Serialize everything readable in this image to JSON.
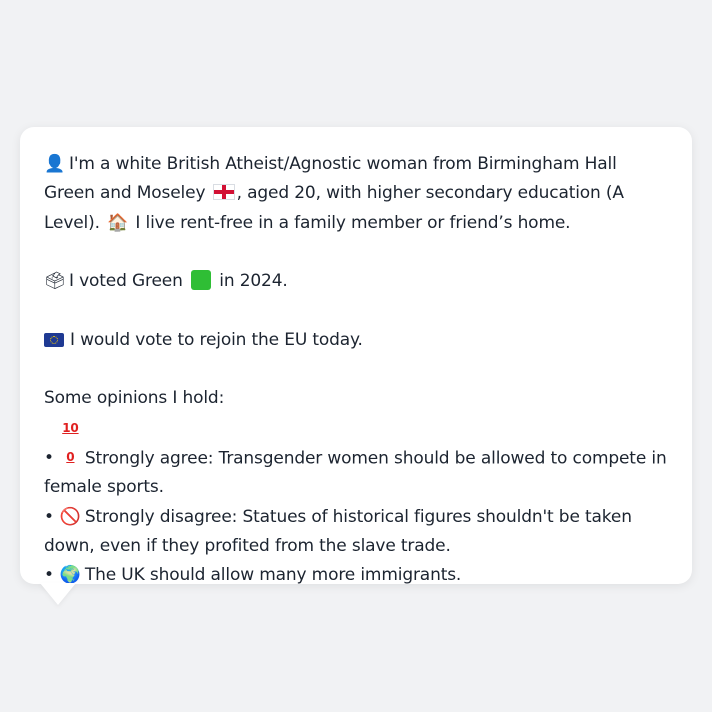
{
  "message": {
    "intro": {
      "icon": "bust-in-silhouette-icon",
      "icon_glyph": "👤",
      "text_before_flag": "I'm a white British Atheist/Agnostic woman from Birmingham Hall Green and Moseley",
      "flag_icon": "england-flag-icon",
      "text_after_flag": ", aged 20, with higher secondary education (A Level).",
      "house_icon": "house-icon",
      "house_glyph": "🏠",
      "text_after_house": "I live rent-free in a family member or friend’s home."
    },
    "vote": {
      "icon": "ballot-box-icon",
      "icon_glyph": "🗳",
      "text_before": "I voted Green",
      "square_icon": "green-square-icon",
      "text_after": "in 2024."
    },
    "eu": {
      "icon": "eu-flag-icon",
      "text": "I would vote to rejoin the EU today."
    },
    "opinions": {
      "heading": "Some opinions I hold:",
      "bullet": "•",
      "items": [
        {
          "icon": "hundred-points-icon",
          "icon_glyph": "100",
          "text": "Strongly agree: Transgender women should be allowed to compete in female sports."
        },
        {
          "icon": "prohibited-icon",
          "icon_glyph": "🚫",
          "text": "Strongly disagree: Statues of historical figures shouldn't be taken down, even if they profited from the slave trade."
        },
        {
          "icon": "globe-icon",
          "icon_glyph": "🌍",
          "text": "The UK should allow many more immigrants."
        }
      ]
    }
  },
  "colors": {
    "background": "#f1f2f4",
    "bubble": "#ffffff",
    "text": "#1c2430",
    "green_square": "#2fbe35",
    "eu_blue": "#1f3a93",
    "england_red": "#d21034"
  }
}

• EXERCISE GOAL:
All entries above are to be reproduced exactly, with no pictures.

• OUTPUT BELOW:
Serialize everything readable in this image to JSON.
{
  "message": {
    "intro": {
      "icon": "bust-in-silhouette-icon",
      "icon_glyph": "👤",
      "text_before_flag": "I'm a white British Atheist/Agnostic woman from Birmingham Hall Green and Moseley",
      "flag_icon": "england-flag-icon",
      "text_after_flag": ", aged 20, with higher secondary education (A Level).",
      "house_icon": "house-icon",
      "house_glyph": "🏠",
      "text_after_house": "I live rent-free in a family member or friend’s home."
    },
    "vote": {
      "icon": "ballot-box-icon",
      "icon_glyph": "🗳",
      "text_before": "I voted Green",
      "square_icon": "green-square-icon",
      "text_after": "in 2024."
    },
    "eu": {
      "icon": "eu-flag-icon",
      "text": "I would vote to rejoin the EU today."
    },
    "opinions": {
      "heading": "Some opinions I hold:",
      "bullet": "•",
      "items": [
        {
          "icon": "hundred-points-icon",
          "icon_glyph": "100",
          "text": "Strongly agree: Transgender women should be allowed to compete in female sports."
        },
        {
          "icon": "prohibited-icon",
          "icon_glyph": "🚫",
          "text": "Strongly disagree: Statues of historical figures shouldn't be taken down, even if they profited from the slave trade."
        },
        {
          "icon": "globe-icon",
          "icon_glyph": "🌍",
          "text": "The UK should allow many more immigrants."
        }
      ]
    }
  },
  "colors": {
    "background": "#f1f2f4",
    "bubble": "#ffffff",
    "text": "#1c2430",
    "green_square": "#2fbe35",
    "eu_blue": "#1f3a93",
    "england_red": "#d21034"
  }
}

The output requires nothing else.